Woods had a disappointing three catches for 37 yards on Monday night, but he had nine targets and an aDOT of 18.2, which was the sixth-highest among receivers with at least five targets in Week 1. Woods the intended target on 50 percent of the Rams’ air yards, which was the seventh-highest rate in the league behind Julio Jones, Odell Beckham Jr., Adam Thielen, A.J. Green, Devin Funchess, and Allen Robinson. Air yards is a sticky stat for receivers and can help predict future production. Brandin Cooks was the expected deep threat for the Rams — he still had a 10.2 aDOT — but Woods was the one working downfield more often on Monday night. It’s also likely Cooks draws Patrick Peterson against Arizona, which would leave Woods free against the rest of the secondary.
The Patriots aren’t exactly deep at wide receiver, which could be a problem on most days, but especially so when going up the cornerback duo of Jalen Ramsey and A.J. Bouye for the Jacksonville Jaguars. Hogan will probably see at least a good portion of his routes come from the slot, which may put him on D.J. Hayden, but that’s not much help. Against a tough matchup like this, the Patriots tend to rely on the running backs and Rob Gronkowski for pass targets — James White led the team with nine targets in Week 1 and Gronk was second with eight. Hogan managed just one catch for 11 yards on five targets.
Sit: Amari Cooper, Oakland Raiders
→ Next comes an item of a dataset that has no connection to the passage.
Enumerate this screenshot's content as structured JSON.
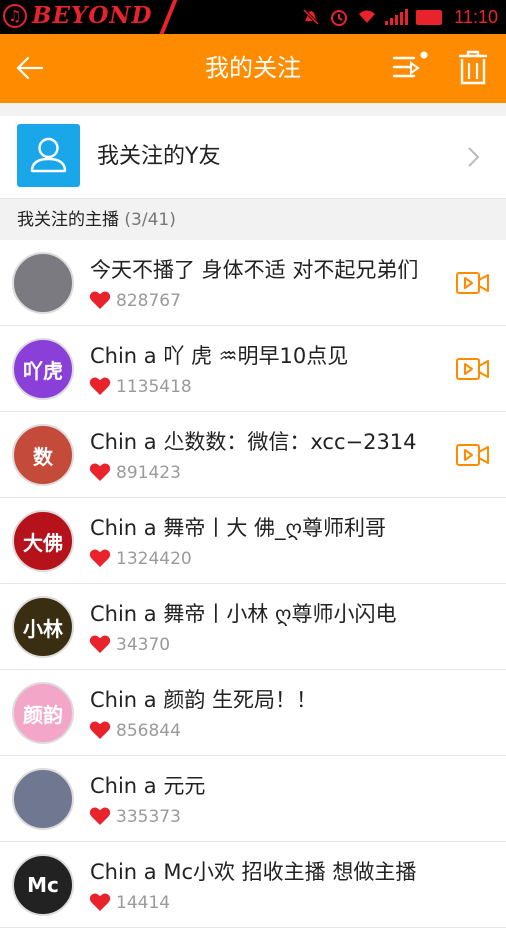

Maybe someday we’ll have a real concrete answer to why the Oakland Raiders don’t use Amari Cooper often, but for now we’re just left to wonder. Against the Rams, Derek Carr threw 40 passes. Only three of them went to Cooper and just one was caught. One of the problems is so often Carr wants to get the ball out as quickly as possible — his 2.46 average time to throw was the fourth-quickest among quarterbacks in Week 1 — which makes it hard to develop anything down the field on the outside. Carr will be quick to dump off passes to the running back (Jalen Richard had 11 targets) and the tight end (more on that in a bit). Against the Broncos, Carr is going to feel the pressure and this offense doesn’t allow the receivers to be his safety net. That’s even before we talk about how Cooper is probably be covered by Chris Harris Jr. for most of the game and if he’s not, it’s Bradley Roby who has worked his way into an impressive cornerback himself. For the most part you’re just going to want to fade the Oakland offense…
Start: Jared Cook, Oakland Raiders
…except for Jared Cook. Look, it wasn’t my intention to break down half the Raiders offense here, but here we are. Cook was targeted 12 times on Monday night for nine catches and 180 yards, all of which led the team. When it wasn’t Richard, Cook was Carr’s go-to when trouble arose — or if he felt like trouble might arise. Now Cook is going to be facing a Broncos defense that allowed Will Dissly to go for 105 yards and a touchdown. Denver’s struggles against tight ends aren’t really new, either — they allowed the third most fantasy points per game to tight ends last season.
Ebron came out of his Colts debut with a decent statline — four catches for 51 yards and a touchdown on five targets — but the process to get there isn’t exactly something that’s going to keep him consistent week-to-week in fantasy. First, he only played 45 percent of the Colts’ offensive snaps and he was just fifth on the team in targets. He got the one touchdown, but that’s basically what you’re hoping for if you’re starting him. You’d also hope for the sake of Andrew Luck that the Colts aren’t planning on having him throw 53 times per game, which would cut down on Ebron’s volume.